## Work to be completed
Make a tally of the lines in the records that include the string "driver", and give only that number.

====== Material for the task

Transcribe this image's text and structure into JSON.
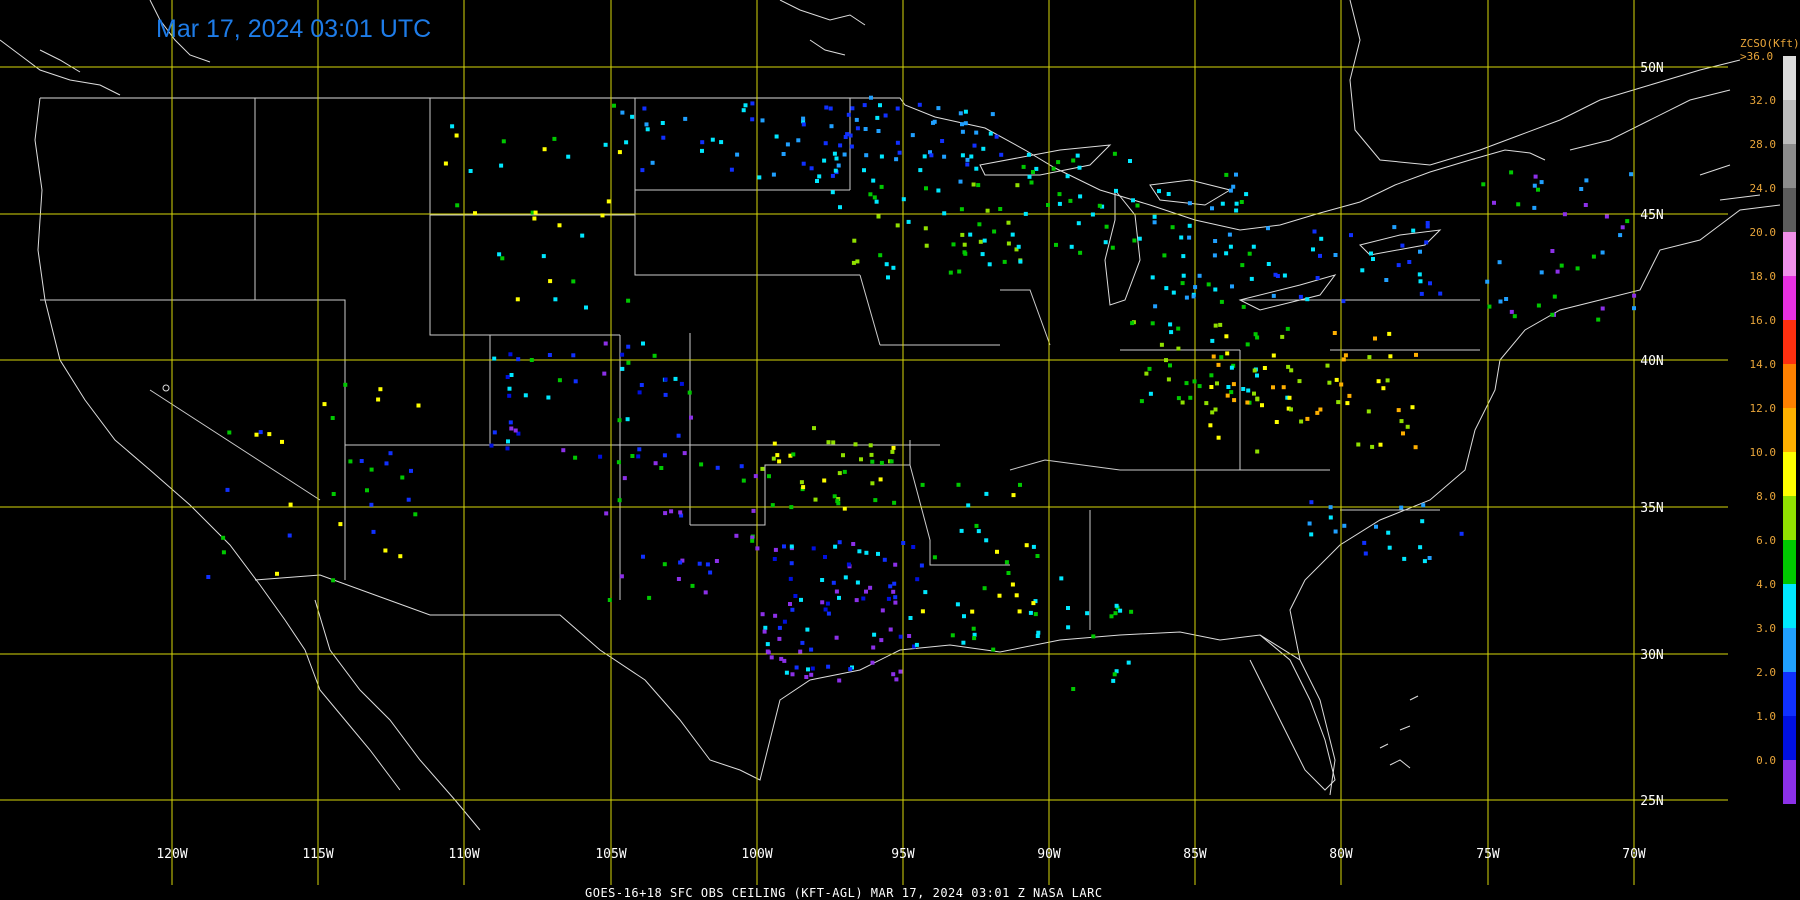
{
  "timestamp": "Mar 17, 2024 03:01 UTC",
  "footer": "GOES-16+18  SFC OBS CEILING (KFT-AGL)  MAR 17, 2024 03:01 Z   NASA LARC",
  "colors": {
    "background": "#000000",
    "grid": "#d6d60a",
    "border": "#dddddd",
    "timestamp": "#1e7ce8",
    "scale_text": "#e8a53a"
  },
  "lon_labels": [
    "120W",
    "115W",
    "110W",
    "105W",
    "100W",
    "95W",
    "90W",
    "85W",
    "80W",
    "75W",
    "70W"
  ],
  "lat_labels": [
    "50N",
    "45N",
    "40N",
    "35N",
    "30N",
    "25N"
  ],
  "color_scale": {
    "title": "ZCSO(Kft)",
    "top_label": ">36.0",
    "levels": [
      {
        "label": "32.0",
        "color": "#bcbcbc"
      },
      {
        "label": "28.0",
        "color": "#8c8c8c"
      },
      {
        "label": "24.0",
        "color": "#5c5c5c"
      },
      {
        "label": "20.0",
        "color": "#f090e8"
      },
      {
        "label": "18.0",
        "color": "#e830e0"
      },
      {
        "label": "16.0",
        "color": "#ff3010"
      },
      {
        "label": "14.0",
        "color": "#ff8000"
      },
      {
        "label": "12.0",
        "color": "#ffb000"
      },
      {
        "label": "10.0",
        "color": "#ffff00"
      },
      {
        "label": "8.0",
        "color": "#90e000"
      },
      {
        "label": "6.0",
        "color": "#00c800"
      },
      {
        "label": "4.0",
        "color": "#00e8ff"
      },
      {
        "label": "3.0",
        "color": "#20a0ff"
      },
      {
        "label": "2.0",
        "color": "#1030ff"
      },
      {
        "label": "1.0",
        "color": "#0010e0"
      },
      {
        "label": "0.0",
        "color": "#8c30e8"
      }
    ]
  }
}
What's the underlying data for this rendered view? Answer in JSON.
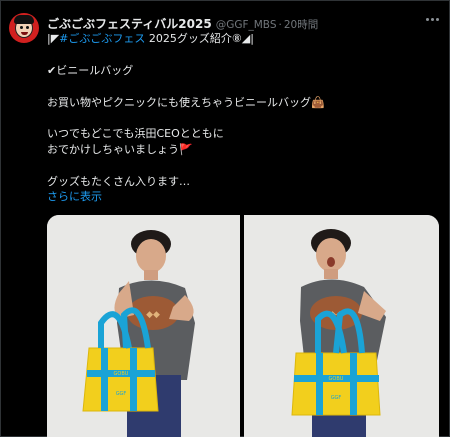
{
  "tweet": {
    "display_name": "ごぶごぶフェスティバル2025",
    "handle": "@GGF_MBS",
    "dot": "·",
    "time": "20時間",
    "line1_prefix": "|◤",
    "hashtag": "#ごぶごぶフェス",
    "line1_suffix": " 2025グッズ紹介⑧◢|",
    "line2": "✔ビニールバッグ",
    "line3": "お買い物やピクニックにも使えちゃうビニールバッグ👜",
    "line4": "いつでもどこでも浜田CEOとともに",
    "line5": "おでかけしちゃいましょう🚩",
    "line6": "グッズもたくさん入ります…",
    "read_more": "さらに表示"
  },
  "icons": {
    "avatar": "profile-avatar-icon",
    "more": "more-options-icon"
  },
  "colors": {
    "background": "#000000",
    "text": "#e7e9ea",
    "secondary": "#71767b",
    "link": "#1d9bf0",
    "bag": "#f2cf1d",
    "strap": "#1aa3d6"
  }
}
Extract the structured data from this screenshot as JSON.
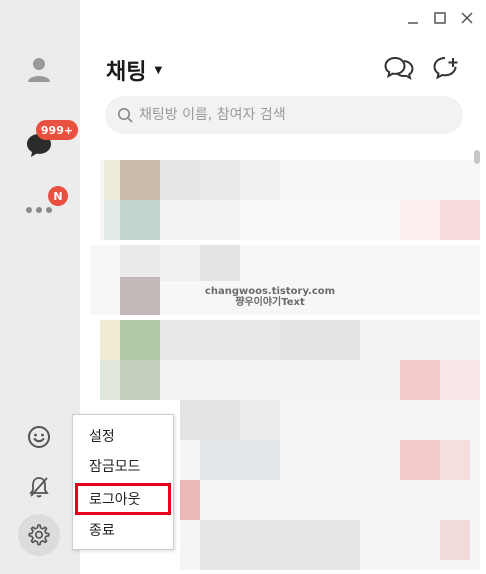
{
  "sidebar": {
    "chat_badge": "999+",
    "more_badge": "N",
    "icons": [
      "profile-icon",
      "chat-icon",
      "more-icon",
      "emoji-icon",
      "bell-off-icon",
      "gear-icon"
    ]
  },
  "window": {
    "minimize": "minimize",
    "maximize": "maximize",
    "close": "close"
  },
  "header": {
    "title": "채팅"
  },
  "search": {
    "placeholder": "채팅방 이름, 참여자 검색"
  },
  "watermark": {
    "line1": "changwoos.tistory.com",
    "line2": "쨩우이야기Text"
  },
  "settings_menu": {
    "items": [
      {
        "label": "설정"
      },
      {
        "label": "잠금모드"
      },
      {
        "label": "로그아웃"
      },
      {
        "label": "종료"
      }
    ]
  },
  "colors": {
    "badge": "#e8503f",
    "highlight_border": "#e8001c",
    "sidebar_bg": "#ececed"
  }
}
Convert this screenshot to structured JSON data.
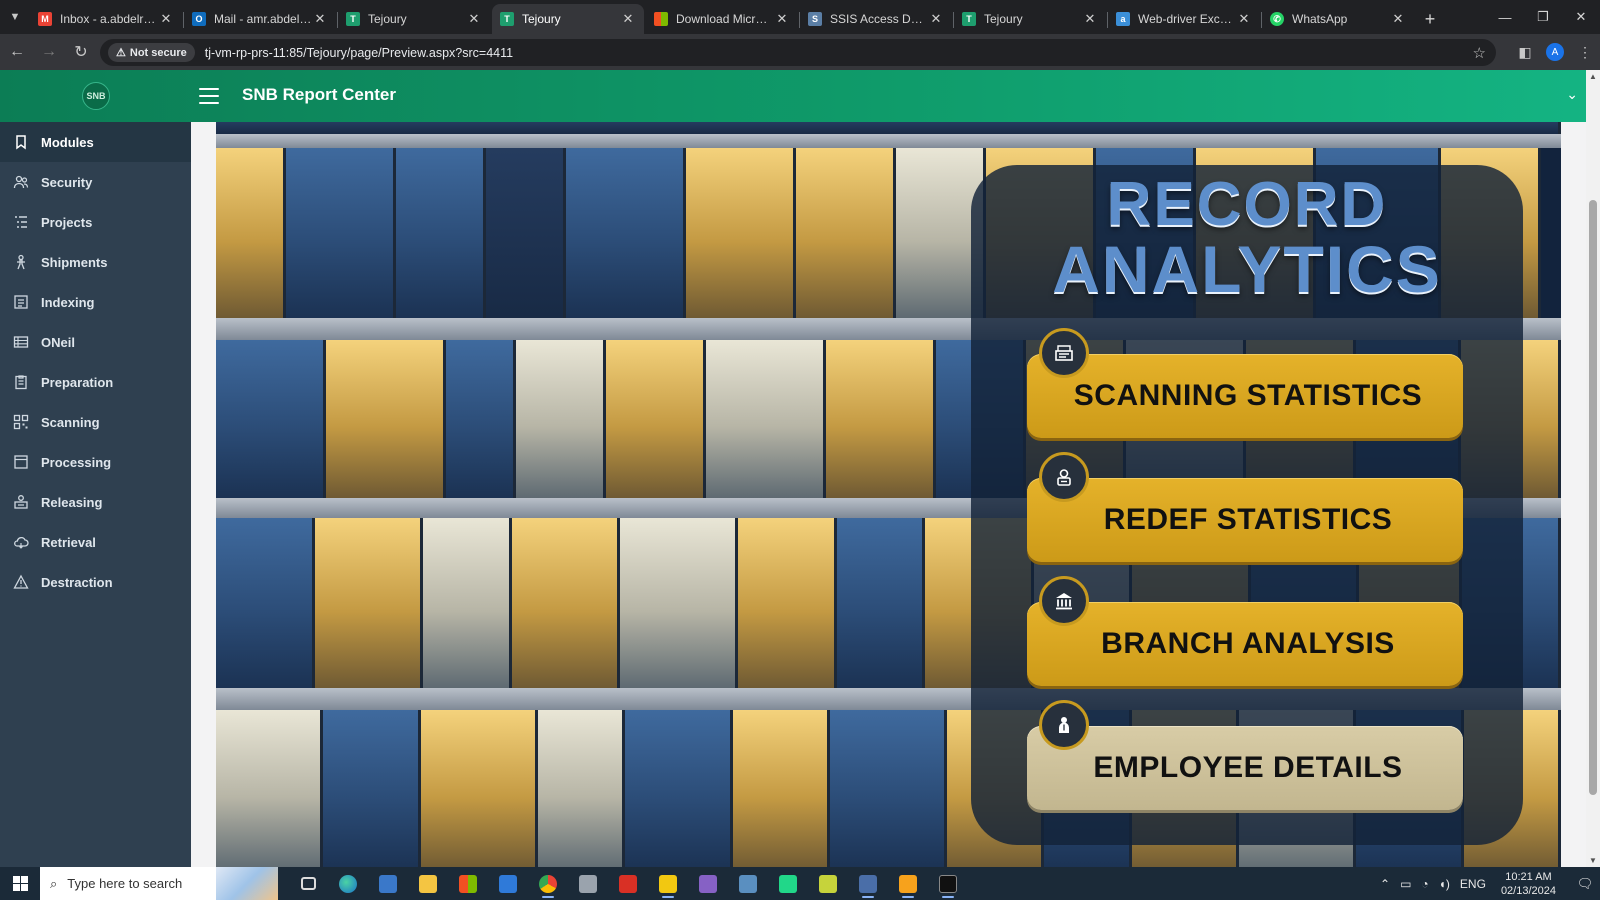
{
  "browser": {
    "tabs": [
      {
        "title": "Inbox - a.abdelrahma",
        "favicon": "gmail-icon",
        "active": false
      },
      {
        "title": "Mail - amr.abdelrahm",
        "favicon": "outlook-icon",
        "active": false
      },
      {
        "title": "Tejoury",
        "favicon": "tejoury-icon",
        "active": false
      },
      {
        "title": "Tejoury",
        "favicon": "tejoury-icon",
        "active": true
      },
      {
        "title": "Download Microsoft",
        "favicon": "microsoft-icon",
        "active": false
      },
      {
        "title": "SSIS Access Denied w",
        "favicon": "ssis-icon",
        "active": false
      },
      {
        "title": "Tejoury",
        "favicon": "tejoury-icon",
        "active": false
      },
      {
        "title": "Web-driver Exception",
        "favicon": "web-driver-icon",
        "active": false
      },
      {
        "title": "WhatsApp",
        "favicon": "whatsapp-icon",
        "active": false
      }
    ],
    "security_chip": "Not secure",
    "url": "tj-vm-rp-prs-11:85/Tejoury/page/Preview.aspx?src=4411",
    "profile_initial": "A"
  },
  "app": {
    "title": "SNB Report Center",
    "logo_text": "SNB"
  },
  "sidebar": {
    "items": [
      {
        "label": "Modules",
        "icon": "bookmark-icon",
        "active": true
      },
      {
        "label": "Security",
        "icon": "users-icon",
        "active": false
      },
      {
        "label": "Projects",
        "icon": "list-icon",
        "active": false
      },
      {
        "label": "Shipments",
        "icon": "shipment-icon",
        "active": false
      },
      {
        "label": "Indexing",
        "icon": "index-icon",
        "active": false
      },
      {
        "label": "ONeil",
        "icon": "table-icon",
        "active": false
      },
      {
        "label": "Preparation",
        "icon": "clipboard-icon",
        "active": false
      },
      {
        "label": "Scanning",
        "icon": "qr-icon",
        "active": false
      },
      {
        "label": "Processing",
        "icon": "folder-icon",
        "active": false
      },
      {
        "label": "Releasing",
        "icon": "release-icon",
        "active": false
      },
      {
        "label": "Retrieval",
        "icon": "cloud-icon",
        "active": false
      },
      {
        "label": "Destraction",
        "icon": "warning-icon",
        "active": false
      }
    ]
  },
  "hero": {
    "title_line1": "RECORD",
    "title_line2": "ANALYTICS",
    "buttons": [
      {
        "label": "SCANNING STATISTICS",
        "icon": "scanner-icon"
      },
      {
        "label": "REDEF STATISTICS",
        "icon": "person-icon"
      },
      {
        "label": "BRANCH ANALYSIS",
        "icon": "bank-icon"
      },
      {
        "label": "EMPLOYEE DETAILS",
        "icon": "employee-icon"
      }
    ]
  },
  "taskbar": {
    "search_placeholder": "Type here to search",
    "language": "ENG",
    "time": "10:21 AM",
    "date": "02/13/2024"
  },
  "colors": {
    "header_green": "#0f9b6a",
    "sidebar_bg": "#2f4050",
    "gold_button": "#d9a520",
    "title_blue": "#5d8ecb"
  }
}
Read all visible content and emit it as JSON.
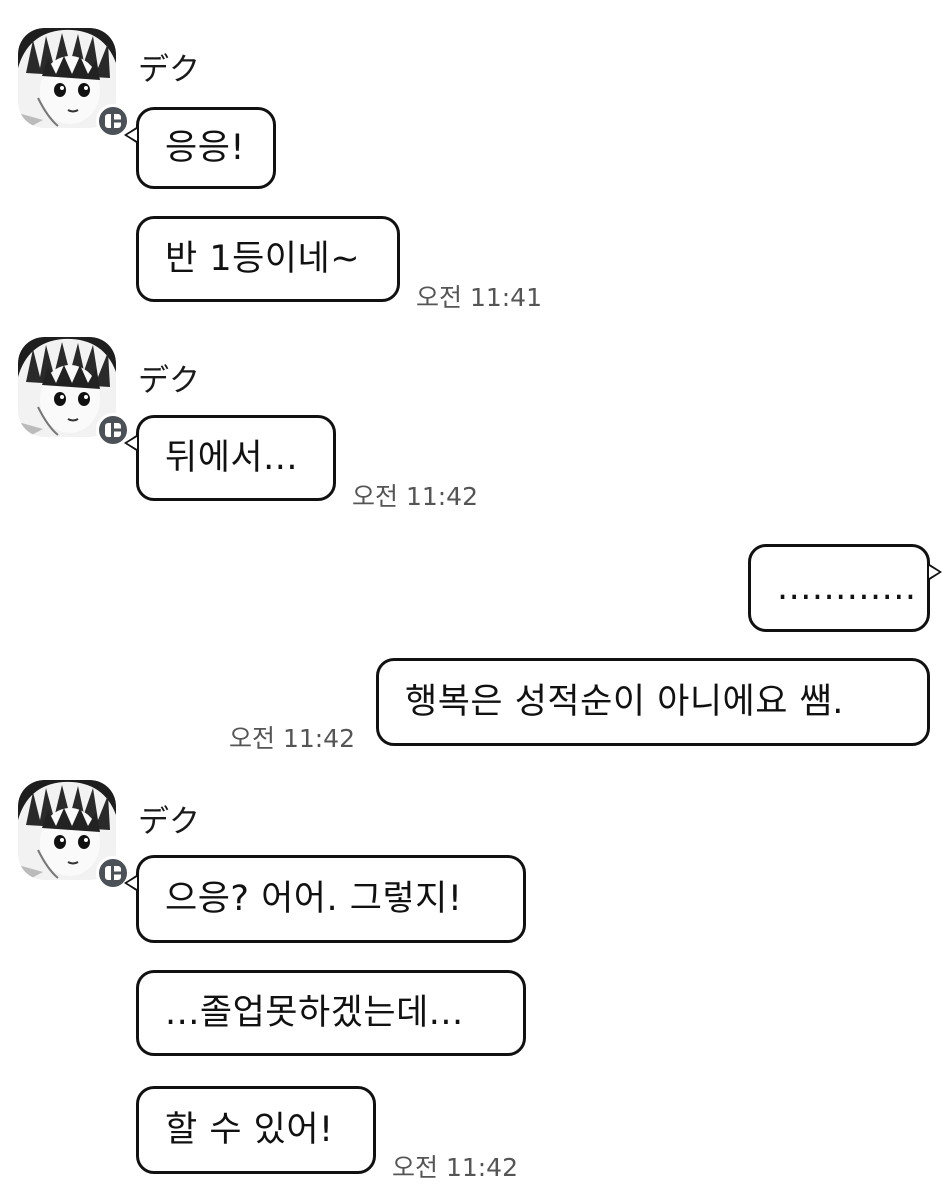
{
  "colors": {
    "background": "#ffffff",
    "bubble_border": "#111111",
    "timestamp": "#555555",
    "badge": "#4b5157"
  },
  "groups": [
    {
      "sender": "デク",
      "avatar_icon": "avatar-image",
      "badge_icon": "app-badge-icon",
      "messages": [
        "응응!",
        "반 1등이네~"
      ],
      "time": "오전 11:41"
    },
    {
      "sender": "デク",
      "avatar_icon": "avatar-image",
      "badge_icon": "app-badge-icon",
      "messages": [
        "뒤에서..."
      ],
      "time": "오전 11:42"
    },
    {
      "sender": "",
      "outgoing": true,
      "messages": [
        "............",
        "행복은 성적순이 아니에요 쌤."
      ],
      "time": "오전 11:42"
    },
    {
      "sender": "デク",
      "avatar_icon": "avatar-image",
      "badge_icon": "app-badge-icon",
      "messages": [
        "으응? 어어. 그렇지!",
        "...졸업못하겠는데...",
        "할 수 있어!"
      ],
      "time": "오전 11:42"
    }
  ]
}
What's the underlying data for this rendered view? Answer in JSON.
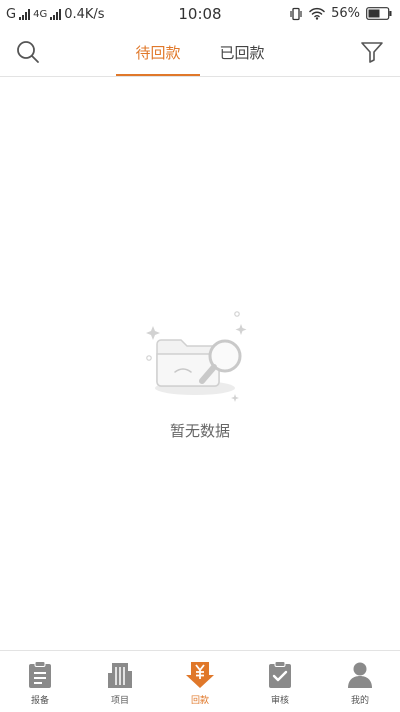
{
  "status_bar": {
    "carrier1": "G",
    "carrier2": "4G",
    "speed": "0.4K/s",
    "time": "10:08",
    "battery": "56%"
  },
  "header": {
    "tabs": [
      {
        "label": "待回款",
        "active": true
      },
      {
        "label": "已回款",
        "active": false
      }
    ]
  },
  "empty_state": {
    "message": "暂无数据"
  },
  "bottom_nav": {
    "items": [
      {
        "label": "报备",
        "icon": "clipboard-icon"
      },
      {
        "label": "项目",
        "icon": "building-icon"
      },
      {
        "label": "回款",
        "icon": "yuan-download-icon",
        "active": true
      },
      {
        "label": "审核",
        "icon": "check-clipboard-icon"
      },
      {
        "label": "我的",
        "icon": "user-icon"
      }
    ]
  },
  "colors": {
    "accent": "#e0782a",
    "icon_gray": "#8a8a8a",
    "divider": "#e3e3e3"
  }
}
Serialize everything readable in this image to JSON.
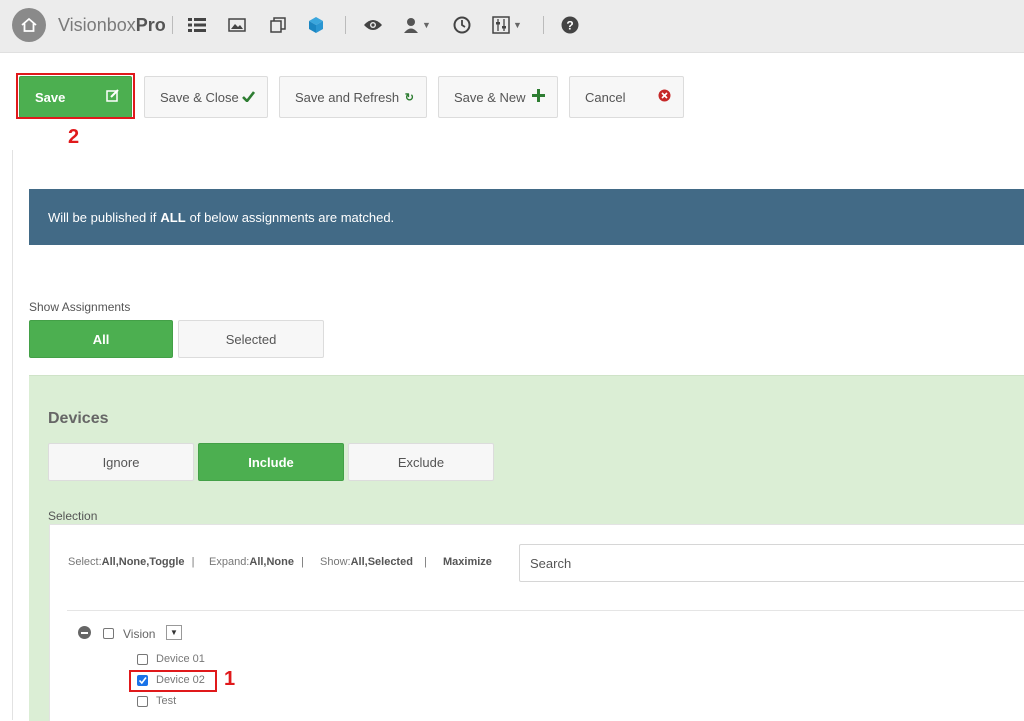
{
  "app": {
    "brand_light": "Visionbox",
    "brand_bold": "Pro"
  },
  "nav_icons": [
    "home-icon",
    "list-icon",
    "image-icon",
    "copy-icon",
    "cube-icon",
    "eye-icon",
    "user-icon",
    "clock-icon",
    "sliders-icon",
    "help-icon"
  ],
  "toolbar": {
    "save": "Save",
    "save_close": "Save & Close",
    "save_refresh": "Save and Refresh",
    "save_new": "Save & New",
    "cancel": "Cancel"
  },
  "annotations": {
    "save_marker": "2",
    "device_marker": "1"
  },
  "banner": {
    "prefix": "Will be published if",
    "keyword": "ALL",
    "suffix": "of below assignments are matched."
  },
  "show_assignments": {
    "label": "Show Assignments",
    "options": [
      "All",
      "Selected"
    ],
    "selected": "All"
  },
  "devices": {
    "title": "Devices",
    "modes": [
      "Ignore",
      "Include",
      "Exclude"
    ],
    "selected_mode": "Include",
    "selection_label": "Selection",
    "controls": {
      "select_label": "Select:",
      "select_opts": "All,None,Toggle",
      "expand_label": "Expand:",
      "expand_opts": "All,None",
      "show_label": "Show:",
      "show_opts": "All,Selected",
      "maximize": "Maximize",
      "sep": "|"
    },
    "search_placeholder": "Search",
    "tree": {
      "group": "Vision",
      "items": [
        {
          "label": "Device 01",
          "checked": false
        },
        {
          "label": "Device 02",
          "checked": true
        },
        {
          "label": "Test",
          "checked": false
        }
      ]
    }
  },
  "colors": {
    "accent_green": "#4caf50",
    "banner_blue": "#426a86",
    "highlight_red": "#e0191b",
    "panel_green": "#dbeed5"
  }
}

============

## Result of the task
2